The decision to leave Golden State for Brooklyn may have seemed questionable from a basketball standpoint, but the 10-time All-Star had his reasons.
He let it be known to Moehringer that the love Nets fans had shown him as a visiting player at the Barclays Center through the years had left a lasting impact on him. Not only that, but he was able to team up with Kyrie Irving, who he calls his “best friend in the league.”
Kevin Durant rips into Warriors coach Steve Kerr’s motion offense
After ditching the Warriors for the Nets in free agency with little-to-no reasoning, Durant opened up on all things that make the rounds on NBA Twitter. That includes how he fit into Warriors coach Steve Kerr’s offense.
Durant has said he simply felt the Nets were the best destination for him. He didn’t even talk with Brooklyn’s front office, he just knew. But perhaps style of play fit into his decision as well.
Entering free agency with a torn Achilles and the Warriors losing to the Raptors in six games in the NBA Finals, a part of Durant felt Gold6en State had hit its ceiling. And much of that has to do with Kerr’s motion offense.
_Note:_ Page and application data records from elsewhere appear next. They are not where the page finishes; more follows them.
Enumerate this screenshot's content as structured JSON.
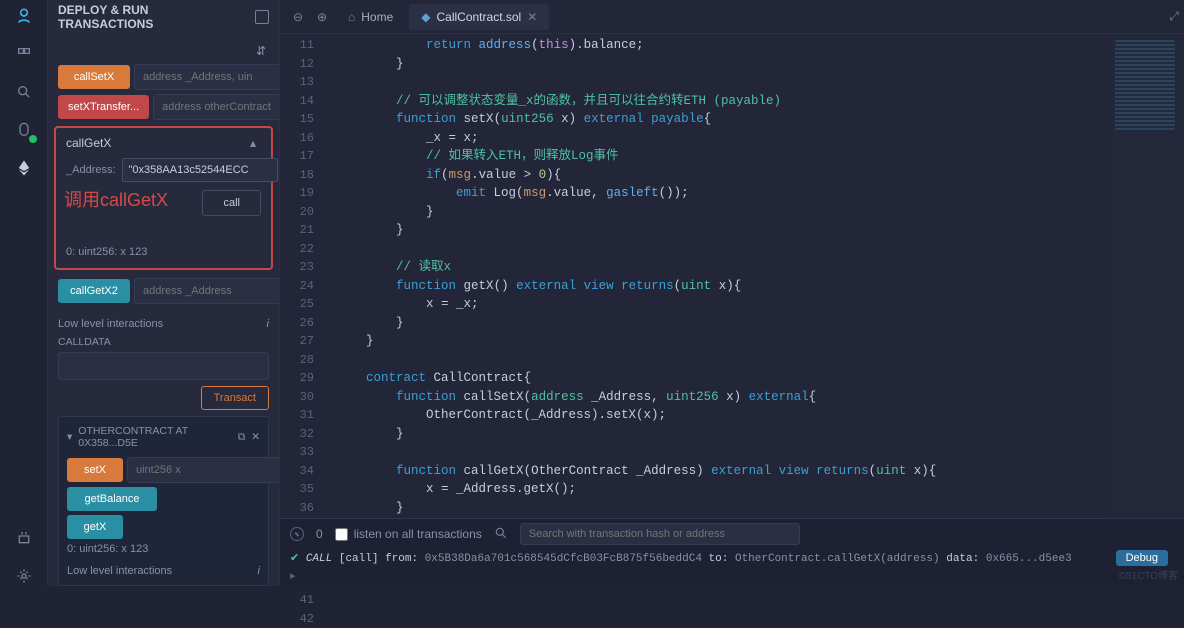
{
  "sidebar": {
    "title": "DEPLOY & RUN TRANSACTIONS",
    "functions": {
      "callSetX": {
        "label": "callSetX",
        "placeholder": "address _Address, uin"
      },
      "setXTransfer": {
        "label": "setXTransfer...",
        "placeholder": "address otherContract"
      },
      "callGetX": {
        "label": "callGetX",
        "field_label": "_Address:",
        "field_value": "\"0x358AA13c52544ECC",
        "call_label": "call",
        "overlay": "调用callGetX",
        "result": "0: uint256: x 123"
      },
      "callGetX2": {
        "label": "callGetX2",
        "placeholder": "address _Address"
      }
    },
    "low_level": {
      "title": "Low level interactions",
      "calldata_label": "CALLDATA",
      "transact": "Transact"
    },
    "instance2": {
      "title": "OTHERCONTRACT AT 0X358...D5E",
      "setX": {
        "label": "setX",
        "placeholder": "uint256 x"
      },
      "getBalance": {
        "label": "getBalance"
      },
      "getX": {
        "label": "getX"
      },
      "result": "0: uint256: x 123"
    },
    "low_level2": {
      "title": "Low level interactions"
    }
  },
  "tabs": {
    "home": "Home",
    "file": "CallContract.sol"
  },
  "editor": {
    "first_line": 11,
    "last_line": 42
  },
  "terminal": {
    "listen_label": "listen on all transactions",
    "search_placeholder": "Search with transaction hash or address",
    "line_prefix": "CALL",
    "line_call_label": "[call]",
    "line_from_label": "from:",
    "line_from": "0x5B38Da6a701c568545dCfcB03FcB875f56beddC4",
    "line_to_label": "to:",
    "line_to": "OtherContract.callGetX(address)",
    "line_data_label": "data:",
    "line_data": "0x665...d5ee3",
    "debug": "Debug"
  },
  "watermark": "©51CTO博客"
}
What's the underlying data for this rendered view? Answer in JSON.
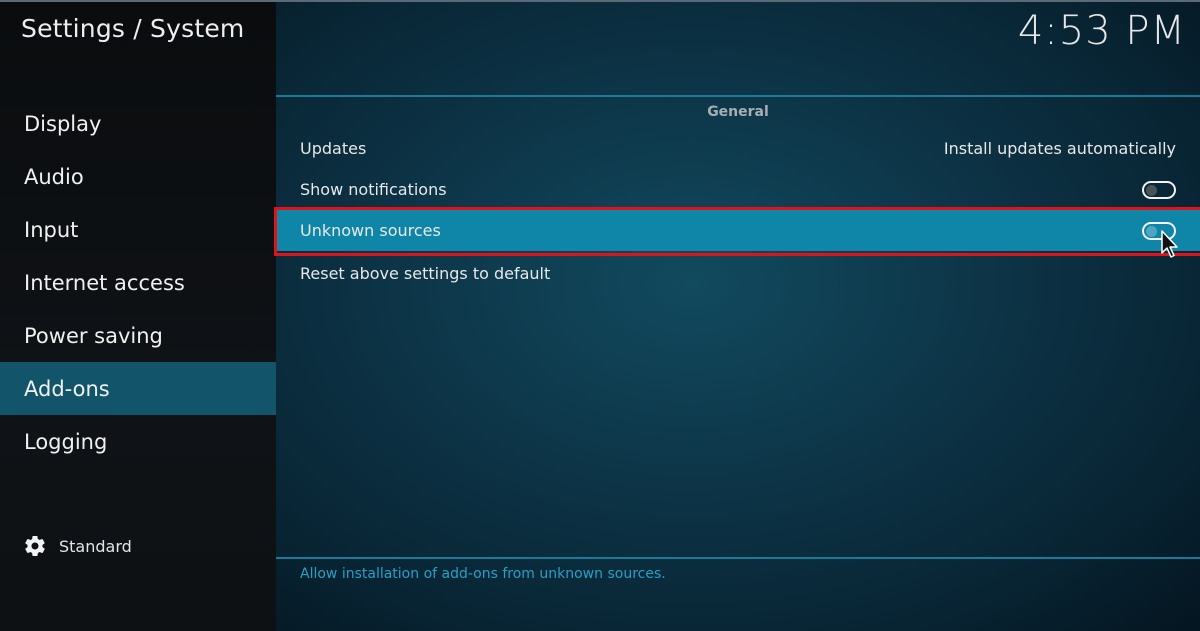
{
  "header": {
    "title": "Settings / System",
    "clock": "4:53 PM"
  },
  "sidebar": {
    "items": [
      {
        "label": "Display",
        "active": false
      },
      {
        "label": "Audio",
        "active": false
      },
      {
        "label": "Input",
        "active": false
      },
      {
        "label": "Internet access",
        "active": false
      },
      {
        "label": "Power saving",
        "active": false
      },
      {
        "label": "Add-ons",
        "active": true
      },
      {
        "label": "Logging",
        "active": false
      }
    ],
    "profile": {
      "icon": "gear-icon",
      "label": "Standard"
    }
  },
  "main": {
    "section": "General",
    "settings": [
      {
        "label": "Updates",
        "value": "Install updates automatically",
        "type": "select"
      },
      {
        "label": "Show notifications",
        "type": "toggle",
        "enabled": false
      },
      {
        "label": "Unknown sources",
        "type": "toggle",
        "enabled": false,
        "selected": true
      },
      {
        "label": "Reset above settings to default",
        "type": "action"
      }
    ],
    "description": "Allow installation of add-ons from unknown sources."
  },
  "colors": {
    "accent": "#0f86a8",
    "sidebar_active": "#12556b",
    "highlight_border": "#e0121a",
    "description_text": "#2a9fc4"
  }
}
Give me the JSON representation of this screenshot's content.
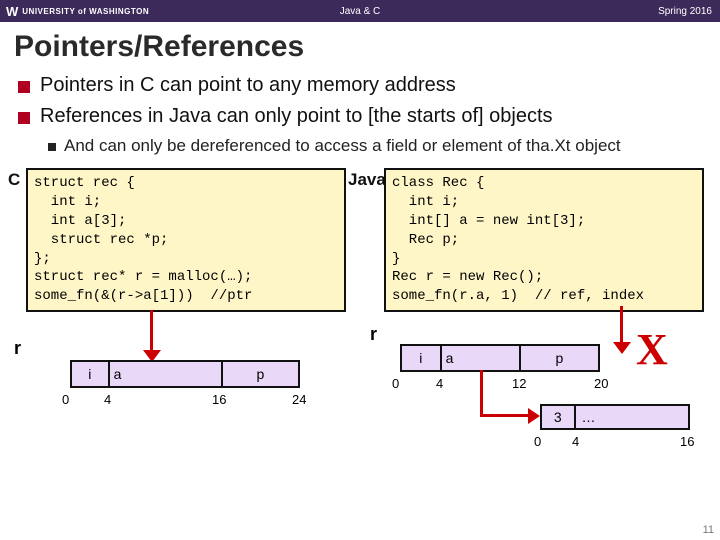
{
  "header": {
    "logo_w": "W",
    "logo_text": "UNIVERSITY of WASHINGTON",
    "center": "Java & C",
    "right": "Spring 2016"
  },
  "title": "Pointers/References",
  "bullets": {
    "b1": "Pointers in C can point to any memory address",
    "b2": "References in Java can only point to [the starts of] objects",
    "b2sub": "And can only be dereferenced to access a field or element of tha.Xt object"
  },
  "labels": {
    "c": "C",
    "java": "Java",
    "r_left": "r",
    "r_right": "r"
  },
  "code": {
    "c": "struct rec {\n  int i;\n  int a[3];\n  struct rec *p;\n};\nstruct rec* r = malloc(…);\nsome_fn(&(r->a[1]))  //ptr",
    "java": "class Rec {\n  int i;\n  int[] a = new int[3];\n  Rec p;\n}\nRec r = new Rec();\nsome_fn(r.a, 1)  // ref, index"
  },
  "mem_c": {
    "fields": {
      "i": "i",
      "a": "a",
      "p": "p"
    },
    "ticks": [
      "0",
      "4",
      "16",
      "24"
    ]
  },
  "mem_java": {
    "fields": {
      "i": "i",
      "a": "a",
      "p": "p"
    },
    "ticks": [
      "0",
      "4",
      "12",
      "20"
    ],
    "arr": {
      "len": "3",
      "dots": "…"
    },
    "arr_ticks": [
      "0",
      "4",
      "16"
    ]
  },
  "bigX": "X",
  "page": "11"
}
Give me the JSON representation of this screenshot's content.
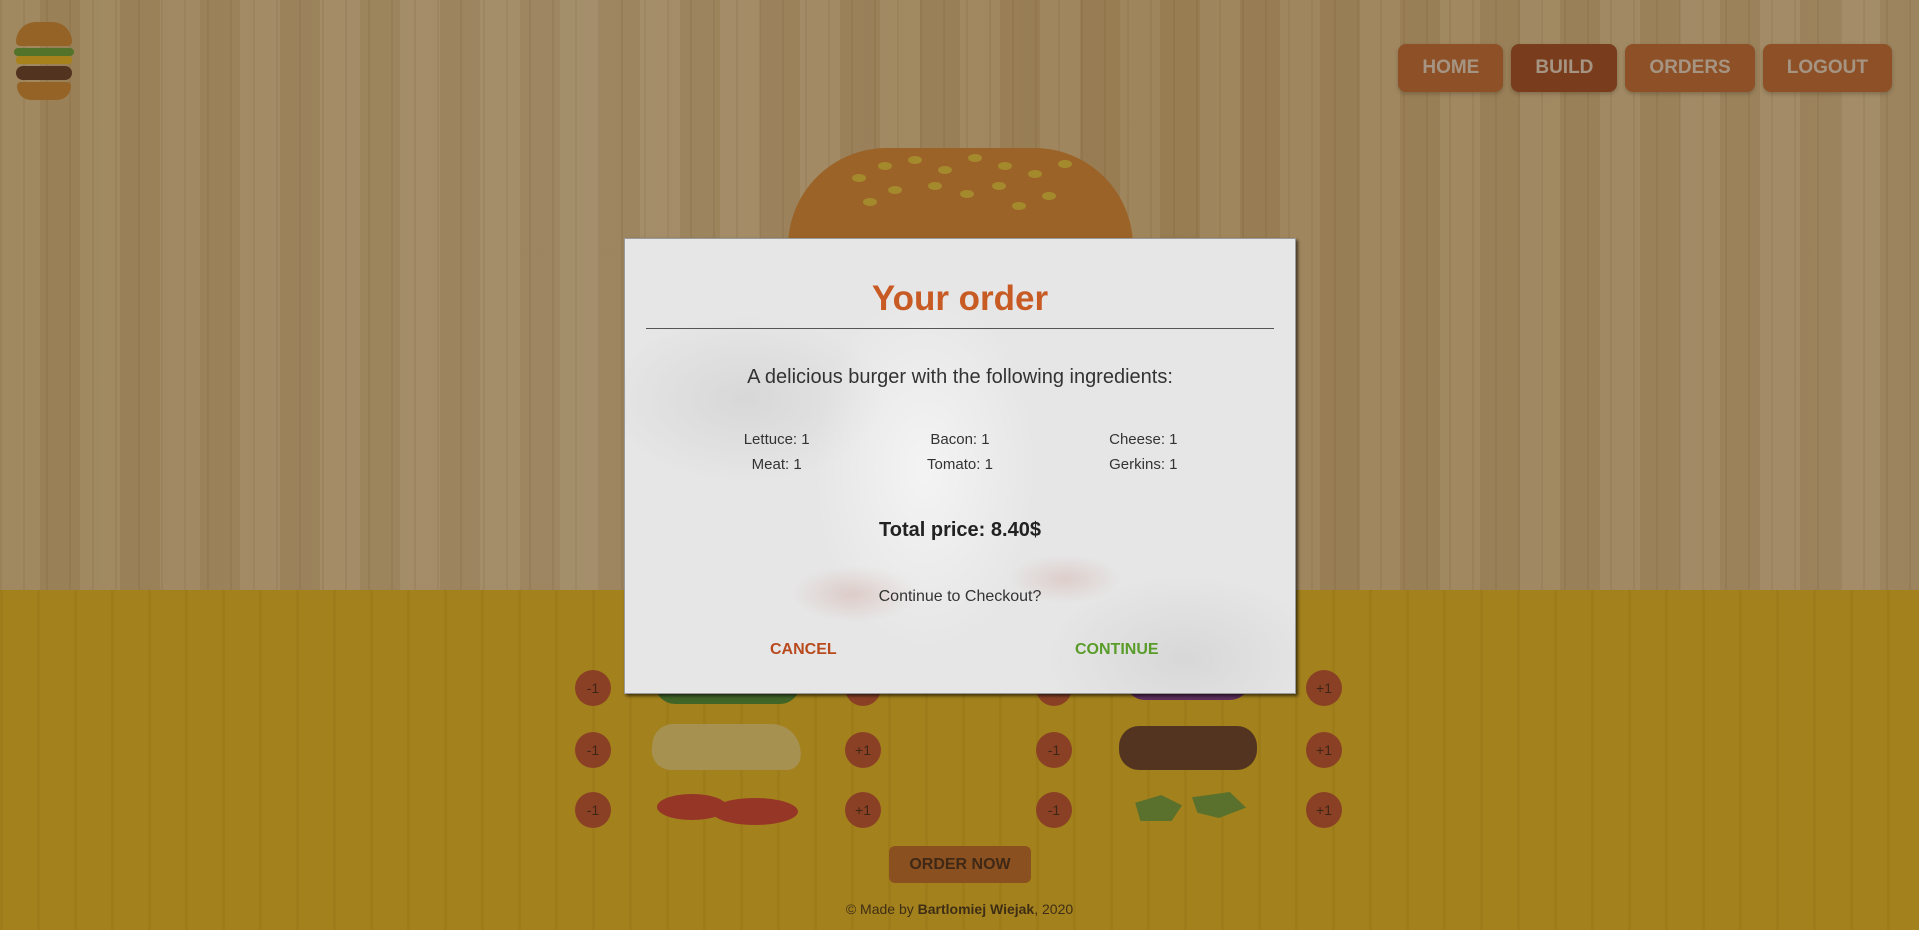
{
  "nav": {
    "items": [
      {
        "label": "HOME",
        "active": false
      },
      {
        "label": "BUILD",
        "active": true
      },
      {
        "label": "ORDERS",
        "active": false
      },
      {
        "label": "LOGOUT",
        "active": false
      }
    ]
  },
  "controls": {
    "minus_label": "-1",
    "plus_label": "+1"
  },
  "order_button": "ORDER NOW",
  "footer": {
    "prefix": "© Made by ",
    "author": "Bartlomiej Wiejak",
    "suffix": ", 2020"
  },
  "modal": {
    "title": "Your order",
    "subtitle": "A delicious burger with the following ingredients:",
    "ingredients": [
      "Lettuce: 1",
      "Bacon: 1",
      "Cheese: 1",
      "Meat: 1",
      "Tomato: 1",
      "Gerkins: 1"
    ],
    "total": "Total price: 8.40$",
    "question": "Continue to Checkout?",
    "cancel_label": "CANCEL",
    "continue_label": "CONTINUE"
  },
  "colors": {
    "accent": "#c85a24",
    "continue": "#5a9c2a",
    "cancel": "#b84a1e"
  }
}
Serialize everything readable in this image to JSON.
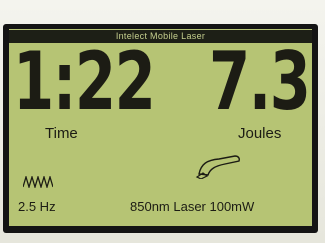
{
  "device": {
    "title": "Intelect Mobile Laser"
  },
  "readouts": {
    "time_value": "1:22",
    "time_label": "Time",
    "joules_value": "7.3",
    "joules_label": "Joules"
  },
  "status": {
    "frequency": "2.5 Hz",
    "laser_info": "850nm Laser 100mW"
  },
  "icons": {
    "frequency": "waveform-icon",
    "laser": "laser-probe-icon"
  },
  "colors": {
    "lcd_background": "#b6c474",
    "lcd_text": "#1c1c14",
    "titlebar_background": "#1d1f16"
  }
}
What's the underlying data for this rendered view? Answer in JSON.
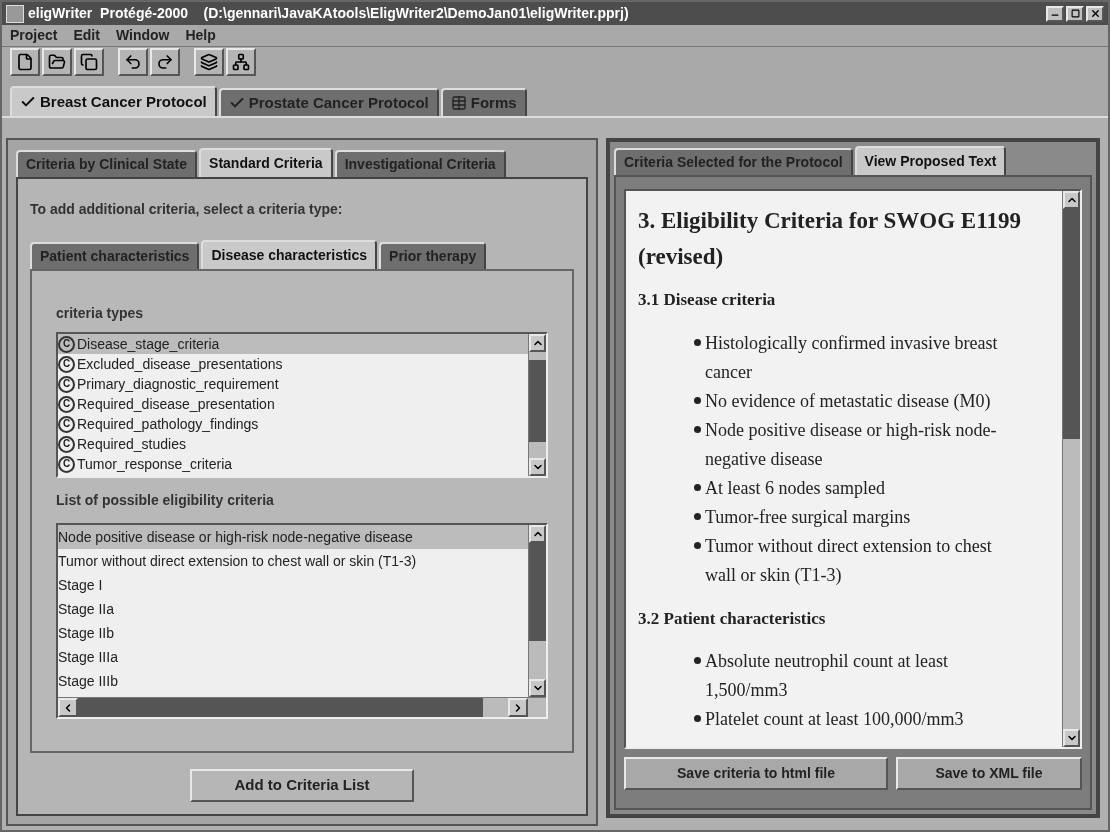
{
  "window": {
    "title": "eligWriter  Protégé-2000    (D:\\gennari\\JavaKAtools\\EligWriter2\\DemoJan01\\eligWriter.pprj)"
  },
  "menu": [
    "Project",
    "Edit",
    "Window",
    "Help"
  ],
  "protocol_tabs": [
    {
      "label": "Breast Cancer Protocol",
      "kind": "check",
      "selected": true
    },
    {
      "label": "Prostate Cancer Protocol",
      "kind": "check",
      "selected": false
    },
    {
      "label": "Forms",
      "kind": "form",
      "selected": false
    }
  ],
  "left_tabs": [
    {
      "label": "Criteria by Clinical State",
      "selected": false
    },
    {
      "label": "Standard Criteria",
      "selected": true
    },
    {
      "label": "Investigational Criteria",
      "selected": false
    }
  ],
  "instruction": "To add additional criteria, select a criteria type:",
  "type_tabs": [
    {
      "label": "Patient characteristics",
      "selected": false
    },
    {
      "label": "Disease characteristics",
      "selected": true
    },
    {
      "label": "Prior therapy",
      "selected": false
    }
  ],
  "criteria_types": {
    "label": "criteria types",
    "items": [
      {
        "icon_letter": "C",
        "label": "Disease_stage_criteria",
        "selected": true
      },
      {
        "icon_letter": "C",
        "label": "Excluded_disease_presentations",
        "selected": false
      },
      {
        "icon_letter": "C",
        "label": "Primary_diagnostic_requirement",
        "selected": false
      },
      {
        "icon_letter": "C",
        "label": "Required_disease_presentation",
        "selected": false
      },
      {
        "icon_letter": "C",
        "label": "Required_pathology_findings",
        "selected": false
      },
      {
        "icon_letter": "C",
        "label": "Required_studies",
        "selected": false
      },
      {
        "icon_letter": "C",
        "label": "Tumor_response_criteria",
        "selected": false
      }
    ]
  },
  "possible_criteria": {
    "label": "List of possible eligibility criteria",
    "items": [
      {
        "label": "Node positive disease or high-risk node-negative disease",
        "selected": true
      },
      {
        "label": "Tumor without direct extension to chest wall or skin (T1-3)",
        "selected": false
      },
      {
        "label": "Stage I",
        "selected": false
      },
      {
        "label": "Stage IIa",
        "selected": false
      },
      {
        "label": "Stage IIb",
        "selected": false
      },
      {
        "label": "Stage IIIa",
        "selected": false
      },
      {
        "label": "Stage IIIb",
        "selected": false
      }
    ]
  },
  "add_button": "Add to Criteria List",
  "right_tabs": [
    {
      "label": "Criteria Selected for the Protocol",
      "selected": false
    },
    {
      "label": "View Proposed Text",
      "selected": true
    }
  ],
  "document": {
    "heading": "3. Eligibility Criteria for SWOG E1199 (revised)",
    "sections": [
      {
        "title": "3.1 Disease criteria",
        "bullets": [
          "Histologically confirmed invasive breast cancer",
          "No evidence of metastatic disease (M0)",
          "Node positive disease or high-risk node-negative disease",
          "At least 6 nodes sampled",
          "Tumor-free surgical margins",
          "Tumor without direct extension to chest wall or skin (T1-3)"
        ]
      },
      {
        "title": "3.2 Patient characteristics",
        "bullets": [
          "Absolute neutrophil count at least 1,500/mm3",
          "Platelet count at least 100,000/mm3"
        ]
      }
    ]
  },
  "buttons": [
    "Save criteria to html file",
    "Save to XML file"
  ]
}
“The motion offense we run in Golden State, it only works to a certain point,” Durant said to the Wall Street Journal‘s J.R. Moehringer. “We can totally rely on our system for maybe the first two rounds. Then the next two rounds we’re going to have to mix in individual play. We’ve got to throw teams off, because they’re smarter in that round of playoffs.
“So now I have to dive into my bag, deep, to create stuff on my own, off the dribble, isos, pick-and-rolls, more so than let the offense create points for me.”
Durant, 30, is one of the greatest isolation players in NBA history. He can score off a jump shot, he can drive to the rim or he can back you down and fade over you with his 7-foot frame. But that’s not how Kerr’s offense works.
In three seasons with the Warriors, Durant’s shots per game went down 1.6 — from 19.1 to 17.5 — compared to his nine seasons with Seattle and Oklahoma City. His efficiency also shot up as a Warrior under Kerr.
KD shot 52.4 percent from the floor with the Warriors as opposed to 48.3 percent with his former teams. The ball wasn’t solely in his hands as much, but two titles says it worked.
Durant and Kerr were at odds a bit last season, especially down the stretch. Player and coach even disputed how much the two-time Finals MVP should shoot during the Warriors first-round matchup against the Clippers, with Kerr being in favor of more shots for his star forward.
Only time will tell if Durant is correct about Kerr and the new Warriors. The same goes for if his game will work with coach Kenny Atkinson in Brooklyn.
Whatever Kerr was doing with KD and the Warriors, however, banners show it was pretty damn good basketball.